Join our crew and become one of the 105,000 members that receive our newsletter.

The container ship MSC Danit is seen the day after U.S. Coast Guard and National Transportation Safety Board (NTSB) marine casualty investigators boarded the container ship, off the Port of Long Beach, California, U.S. October 17, 2021. REUTERS/David Swanson

The container ship MSC Danit is seen the day after U.S. Coast Guard and National Transportation Safety Board (NTSB) marine casualty investigators boarded the container ship, off the Port of Long Beach, California, U.S. October 17, 2021. REUTERS/David Swanson

Amplify Energy to Restart San Pedro Bay Pipeline Damaged by Ship’s Anchor

Mike Schuler
Total Views: 2142
April 10, 2023

US-based crude oil transportation and production company Amplify Energy announced on Saturday that it has received the necessary approvals from federal regulatory agencies to restart operations at the Beta Field offshore Southern California.

The company will initially focus on filling the San Pedro Bay Pipeline, a 17-mile-long pipeline that transfers crude oil from several offshore facilities to a processing plant in Long Beach. The pipeline has been out of operation since it was damaged by a ship’s anchor and released some 25,000 gallons of crude oil into the water back in October 2021.

The filling process is expected to take two weeks to complete.

Following the line fill process, the pipeline will be operated in accordance with the restart procedures that were reviewed and approved by the Pipeline and Hazardous Materials Safety Administration (PHMSA). Amplify Energy’s President and CEO, Martyn Willsher, emphasized that safety would remain the company’s top priority as it resumes operations at the Beta Field.

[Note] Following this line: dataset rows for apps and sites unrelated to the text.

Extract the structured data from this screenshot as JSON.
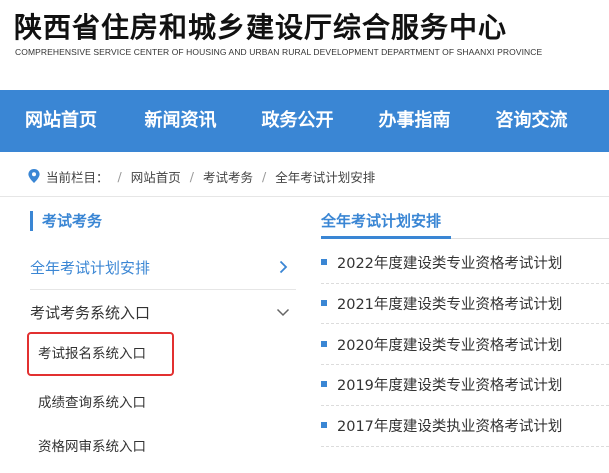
{
  "header": {
    "title": "陕西省住房和城乡建设厅综合服务中心",
    "subtitle": "COMPREHENSIVE SERVICE CENTER OF HOUSING AND URBAN RURAL DEVELOPMENT DEPARTMENT OF SHAANXI PROVINCE"
  },
  "nav": {
    "items": [
      "网站首页",
      "新闻资讯",
      "政务公开",
      "办事指南",
      "咨询交流"
    ]
  },
  "breadcrumb": {
    "prefix": "当前栏目：",
    "items": [
      "网站首页",
      "考试考务",
      "全年考试计划安排"
    ]
  },
  "sidebar": {
    "title": "考试考务",
    "items": [
      {
        "label": "全年考试计划安排"
      },
      {
        "label": "考试考务系统入口"
      }
    ],
    "subitems": [
      "考试报名系统入口",
      "成绩查询系统入口",
      "资格网审系统入口"
    ]
  },
  "main": {
    "title": "全年考试计划安排",
    "list": [
      "2022年度建设类专业资格考试计划",
      "2021年度建设类专业资格考试计划",
      "2020年度建设类专业资格考试计划",
      "2019年度建设类专业资格考试计划",
      "2017年度建设类执业资格考试计划"
    ]
  },
  "colors": {
    "accent": "#3a86d4",
    "highlight": "#e23030"
  }
}
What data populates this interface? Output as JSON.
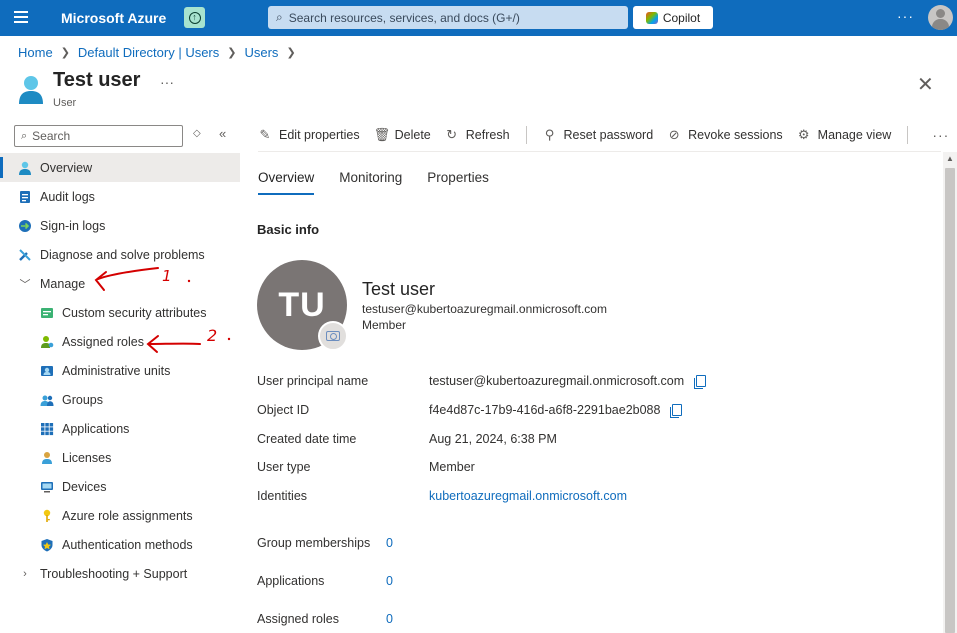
{
  "topbar": {
    "brand": "Microsoft Azure",
    "search_placeholder": "Search resources, services, and docs (G+/)",
    "copilot_label": "Copilot",
    "more": "···"
  },
  "breadcrumb": [
    {
      "label": "Home"
    },
    {
      "label": "Default Directory | Users"
    },
    {
      "label": "Users"
    }
  ],
  "header": {
    "title": "Test user",
    "subtitle": "User",
    "more": "···",
    "close": "✕"
  },
  "sidebar": {
    "search_placeholder": "Search",
    "items": [
      {
        "label": "Overview",
        "icon": "user-icon"
      },
      {
        "label": "Audit logs",
        "icon": "audit-log-icon"
      },
      {
        "label": "Sign-in logs",
        "icon": "sign-in-log-icon"
      },
      {
        "label": "Diagnose and solve problems",
        "icon": "wrench-icon"
      },
      {
        "label": "Manage",
        "icon": "chevron-down-icon"
      },
      {
        "label": "Custom security attributes",
        "icon": "attributes-icon"
      },
      {
        "label": "Assigned roles",
        "icon": "role-icon"
      },
      {
        "label": "Administrative units",
        "icon": "admin-units-icon"
      },
      {
        "label": "Groups",
        "icon": "groups-icon"
      },
      {
        "label": "Applications",
        "icon": "applications-icon"
      },
      {
        "label": "Licenses",
        "icon": "license-icon"
      },
      {
        "label": "Devices",
        "icon": "device-icon"
      },
      {
        "label": "Azure role assignments",
        "icon": "key-icon"
      },
      {
        "label": "Authentication methods",
        "icon": "shield-icon"
      },
      {
        "label": "Troubleshooting + Support",
        "icon": "chevron-right-icon"
      }
    ]
  },
  "toolbar": {
    "edit": "Edit properties",
    "delete": "Delete",
    "refresh": "Refresh",
    "reset_password": "Reset password",
    "revoke_sessions": "Revoke sessions",
    "manage_view": "Manage view",
    "more": "···"
  },
  "tabs": [
    "Overview",
    "Monitoring",
    "Properties"
  ],
  "basic_info": {
    "heading": "Basic info",
    "initials": "TU",
    "name": "Test user",
    "email": "testuser@kubertoazuregmail.onmicrosoft.com",
    "user_type": "Member"
  },
  "properties": [
    {
      "label": "User principal name",
      "value": "testuser@kubertoazuregmail.onmicrosoft.com"
    },
    {
      "label": "Object ID",
      "value": "f4e4d87c-17b9-416d-a6f8-2291bae2b088"
    },
    {
      "label": "Created date time",
      "value": "Aug 21, 2024, 6:38 PM"
    },
    {
      "label": "User type",
      "value": "Member"
    },
    {
      "label": "Identities",
      "value": "kubertoazuregmail.onmicrosoft.com"
    }
  ],
  "counts": [
    {
      "label": "Group memberships",
      "value": "0"
    },
    {
      "label": "Applications",
      "value": "0"
    },
    {
      "label": "Assigned roles",
      "value": "0"
    }
  ],
  "annotations": [
    "1",
    "2"
  ],
  "colors": {
    "accent": "#0f6cbd",
    "annotation": "#d40000"
  }
}
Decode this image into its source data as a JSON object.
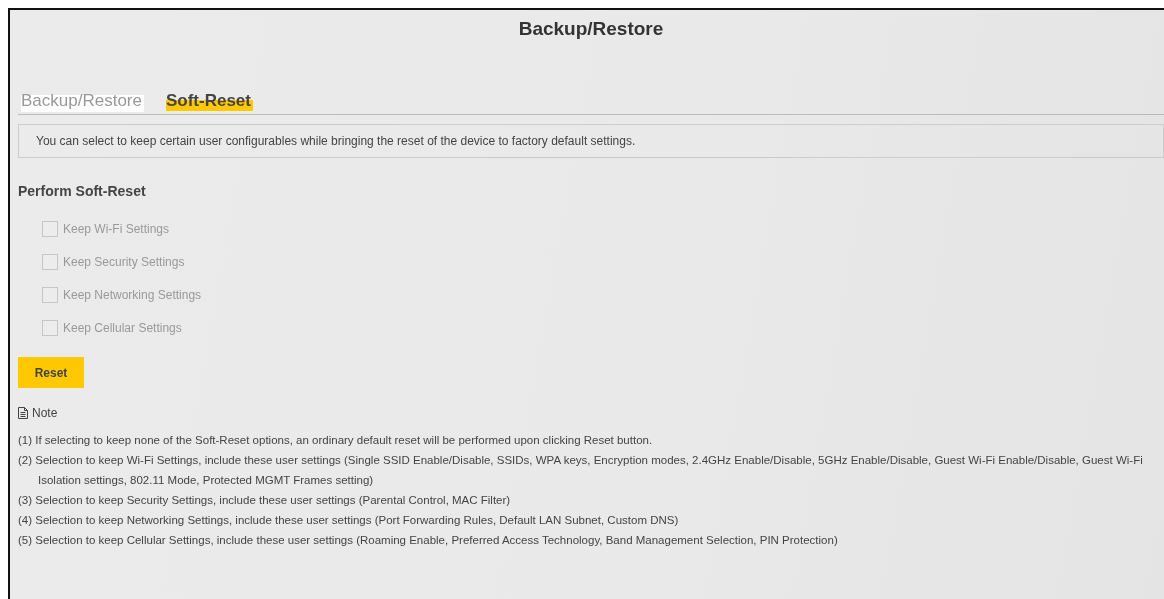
{
  "page_title": "Backup/Restore",
  "tabs": [
    {
      "label": "Backup/Restore",
      "selected": false
    },
    {
      "label": "Soft-Reset",
      "selected": true
    }
  ],
  "description": "You can select to keep certain user configurables while bringing the reset of the device to factory default settings.",
  "section_title": "Perform Soft-Reset",
  "options": [
    {
      "label": "Keep Wi-Fi Settings",
      "checked": false,
      "disabled": true
    },
    {
      "label": "Keep Security Settings",
      "checked": false,
      "disabled": true
    },
    {
      "label": "Keep Networking Settings",
      "checked": false,
      "disabled": true
    },
    {
      "label": "Keep Cellular Settings",
      "checked": false,
      "disabled": true
    }
  ],
  "reset_button": "Reset",
  "note_title": "Note",
  "notes": [
    "(1) If selecting to keep none of the Soft-Reset options, an ordinary default reset will be performed upon clicking Reset button.",
    "(2) Selection to keep Wi-Fi Settings, include these user settings (Single SSID Enable/Disable, SSIDs, WPA keys, Encryption modes, 2.4GHz Enable/Disable, 5GHz Enable/Disable, Guest Wi-Fi Enable/Disable, Guest Wi-Fi Isolation settings, 802.11 Mode, Protected MGMT Frames setting)",
    "(3) Selection to keep Security Settings, include these user settings (Parental Control, MAC Filter)",
    "(4) Selection to keep Networking Settings, include these user settings (Port Forwarding Rules, Default LAN Subnet, Custom DNS)",
    "(5) Selection to keep Cellular Settings, include these user settings (Roaming Enable, Preferred Access Technology, Band Management Selection, PIN Protection)"
  ]
}
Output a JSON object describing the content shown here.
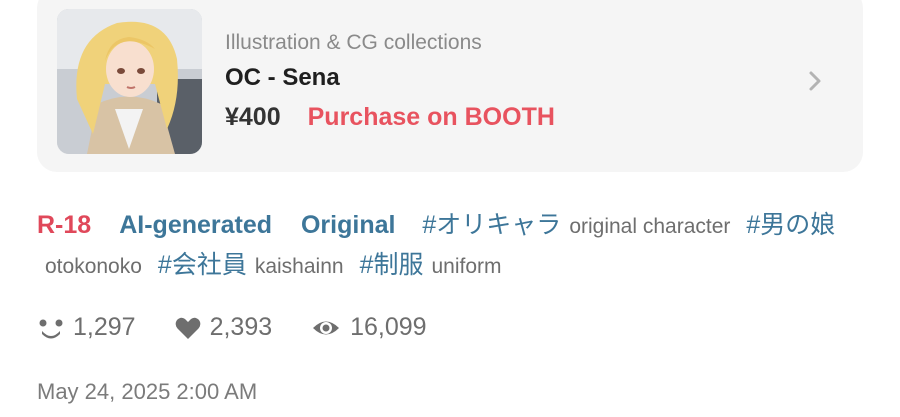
{
  "product": {
    "category": "Illustration & CG collections",
    "title": "OC - Sena",
    "price": "¥400",
    "purchase_link": "Purchase on BOOTH"
  },
  "tags": {
    "r18": "R-18",
    "ai": "AI-generated",
    "original": "Original",
    "items": [
      {
        "tag": "#オリキャラ",
        "translation": "original character"
      },
      {
        "tag": "#男の娘",
        "translation": "otokonoko"
      },
      {
        "tag": "#会社員",
        "translation": "kaishainn"
      },
      {
        "tag": "#制服",
        "translation": "uniform"
      }
    ]
  },
  "stats": {
    "users": "1,297",
    "likes": "2,393",
    "views": "16,099"
  },
  "date": "May 24, 2025 2:00 AM",
  "colors": {
    "r18": "#e0485a",
    "tag": "#3d7699",
    "purchase": "#e8535f",
    "card_bg": "#f5f5f5"
  },
  "icons": [
    "chevron-right-icon",
    "users-icon",
    "heart-icon",
    "eye-icon"
  ]
}
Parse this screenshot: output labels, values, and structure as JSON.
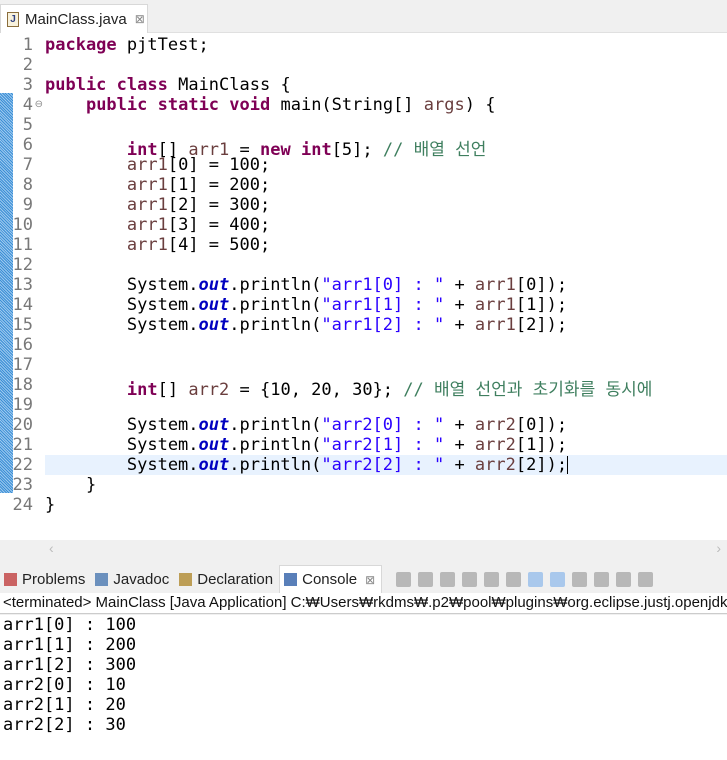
{
  "editor_tab": {
    "title": "MainClass.java",
    "close": "⊠"
  },
  "code": {
    "lines": [
      [
        [
          "package",
          "kw"
        ],
        [
          " pjtTest;",
          ""
        ]
      ],
      [],
      [
        [
          "public",
          "kw"
        ],
        [
          " ",
          ""
        ],
        [
          "class",
          "kw"
        ],
        [
          " MainClass {",
          ""
        ]
      ],
      [
        [
          "    ",
          ""
        ],
        [
          "public",
          "kw"
        ],
        [
          " ",
          ""
        ],
        [
          "static",
          "kw"
        ],
        [
          " ",
          ""
        ],
        [
          "void",
          "kw"
        ],
        [
          " main(String[] ",
          ""
        ],
        [
          "args",
          "var"
        ],
        [
          ") {",
          ""
        ]
      ],
      [],
      [
        [
          "        ",
          ""
        ],
        [
          "int",
          "kw"
        ],
        [
          "[] ",
          ""
        ],
        [
          "arr1",
          "var"
        ],
        [
          " = ",
          ""
        ],
        [
          "new",
          "kw"
        ],
        [
          " ",
          ""
        ],
        [
          "int",
          "kw"
        ],
        [
          "[5]; ",
          ""
        ],
        [
          "// 배열 선언",
          "cm"
        ]
      ],
      [
        [
          "        ",
          ""
        ],
        [
          "arr1",
          "var"
        ],
        [
          "[0] = 100;",
          ""
        ]
      ],
      [
        [
          "        ",
          ""
        ],
        [
          "arr1",
          "var"
        ],
        [
          "[1] = 200;",
          ""
        ]
      ],
      [
        [
          "        ",
          ""
        ],
        [
          "arr1",
          "var"
        ],
        [
          "[2] = 300;",
          ""
        ]
      ],
      [
        [
          "        ",
          ""
        ],
        [
          "arr1",
          "var"
        ],
        [
          "[3] = 400;",
          ""
        ]
      ],
      [
        [
          "        ",
          ""
        ],
        [
          "arr1",
          "var"
        ],
        [
          "[4] = 500;",
          ""
        ]
      ],
      [],
      [
        [
          "        System.",
          ""
        ],
        [
          "out",
          "fld"
        ],
        [
          ".println(",
          ""
        ],
        [
          "\"arr1[0] : \"",
          "str"
        ],
        [
          " + ",
          ""
        ],
        [
          "arr1",
          "var"
        ],
        [
          "[0]);",
          ""
        ]
      ],
      [
        [
          "        System.",
          ""
        ],
        [
          "out",
          "fld"
        ],
        [
          ".println(",
          ""
        ],
        [
          "\"arr1[1] : \"",
          "str"
        ],
        [
          " + ",
          ""
        ],
        [
          "arr1",
          "var"
        ],
        [
          "[1]);",
          ""
        ]
      ],
      [
        [
          "        System.",
          ""
        ],
        [
          "out",
          "fld"
        ],
        [
          ".println(",
          ""
        ],
        [
          "\"arr1[2] : \"",
          "str"
        ],
        [
          " + ",
          ""
        ],
        [
          "arr1",
          "var"
        ],
        [
          "[2]);",
          ""
        ]
      ],
      [],
      [],
      [
        [
          "        ",
          ""
        ],
        [
          "int",
          "kw"
        ],
        [
          "[] ",
          ""
        ],
        [
          "arr2",
          "var"
        ],
        [
          " = {10, 20, 30}; ",
          ""
        ],
        [
          "// 배열 선언과 초기화를 동시에",
          "cm"
        ]
      ],
      [],
      [
        [
          "        System.",
          ""
        ],
        [
          "out",
          "fld"
        ],
        [
          ".println(",
          ""
        ],
        [
          "\"arr2[0] : \"",
          "str"
        ],
        [
          " + ",
          ""
        ],
        [
          "arr2",
          "var"
        ],
        [
          "[0]);",
          ""
        ]
      ],
      [
        [
          "        System.",
          ""
        ],
        [
          "out",
          "fld"
        ],
        [
          ".println(",
          ""
        ],
        [
          "\"arr2[1] : \"",
          "str"
        ],
        [
          " + ",
          ""
        ],
        [
          "arr2",
          "var"
        ],
        [
          "[1]);",
          ""
        ]
      ],
      [
        [
          "        System.",
          ""
        ],
        [
          "out",
          "fld"
        ],
        [
          ".println(",
          ""
        ],
        [
          "\"arr2[2] : \"",
          "str"
        ],
        [
          " + ",
          ""
        ],
        [
          "arr2",
          "var"
        ],
        [
          "[2]);",
          ""
        ]
      ],
      [
        [
          "    }",
          ""
        ]
      ],
      [
        [
          "}",
          ""
        ]
      ]
    ],
    "current_line": 22
  },
  "views": {
    "tabs": [
      {
        "label": "Problems",
        "icon": "problems-icon",
        "color": "#c04040"
      },
      {
        "label": "Javadoc",
        "icon": "at-icon",
        "color": "#4a78b0"
      },
      {
        "label": "Declaration",
        "icon": "declaration-icon",
        "color": "#b08a30"
      },
      {
        "label": "Console",
        "icon": "console-icon",
        "color": "#2f5fa8",
        "active": true,
        "close": "⊠"
      }
    ]
  },
  "console": {
    "header": "<terminated> MainClass [Java Application] C:₩Users₩rkdms₩.p2₩pool₩plugins₩org.eclipse.justj.openjdk.hotspot.jre.full",
    "output": [
      "arr1[0] : 100",
      "arr1[1] : 200",
      "arr1[2] : 300",
      "arr2[0] : 10",
      "arr2[1] : 20",
      "arr2[2] : 30"
    ]
  }
}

“The approval from federal regulatory agencies and the receipt of $85 million in net proceeds from the vessels that struck and damaged our pipeline substantially concludes a very challenging last 18 months for the Company,” Willsher said. “We are eager to focus our attention on safely operating our Beta assets, our business as a whole, and the strategic direction of the Company.”

The pipeline breach that caused the oil spill remains under investigation, but the U.S. Coast Guard and National Transportation Safety Board (NTSB) believe the pipeline was dragged by a ship’s anchor during a storm on January 25, 2021—more than 9 months before the oil spill was discovered. The incident was never reported and the pipeline was not inspected until oil began washing up on Southern California beaches in early October 2021.

Divers discovered that part of the pipeline had been displaced by about 100 feet on the seafloor and had a 16-inch crack located approximately 4.7 miles west of Huntington Beach. The MSC Danit and Beijing, two containerships, have been named parties of interest in the initial anchor dragging.

The incident came as the San Pedro Bay anchorages were packed with ships waiting to enter the ports of Los Angeles and Long Beach amid the pandemic-induced imports surge that overwhelmed the nation’s supply chains.

In relation to the incident, Amplify Energy pleaded guilty to criminal negligence charges last year and agreed to pay nearly $13 million in fines after it was discovered that the company continued to operate the pipeline for hours after leak alarms went off and then improperly restarted the pipeline after it had been shut down.

Weekly Insights from the Helm

Dive into a sea of information with our meticulously curated weekly “Dispatch” email. It’s more than just a newsletter; it’s your personal maritime briefing.

Sign Up
Back to Main
polygon icon polygon icon

Why Join gCaptain Club?

Be Informed: Stay updated with the latest maritime news and trends.

Connect: Network with a community of maritime professionals and enthusiasts.

Gain Insights: Receive exclusive content and personal perspectives from our CEO.

Sign Up
close

JOIN OUR CREW

Maritime and offshore news trusted by our 105,000 members delivered daily straight to your inbox.

gCaptain’s full coverage of the maritime shipping industry, including containerships, tankers, dry bulk, LNG, breakbulk and more.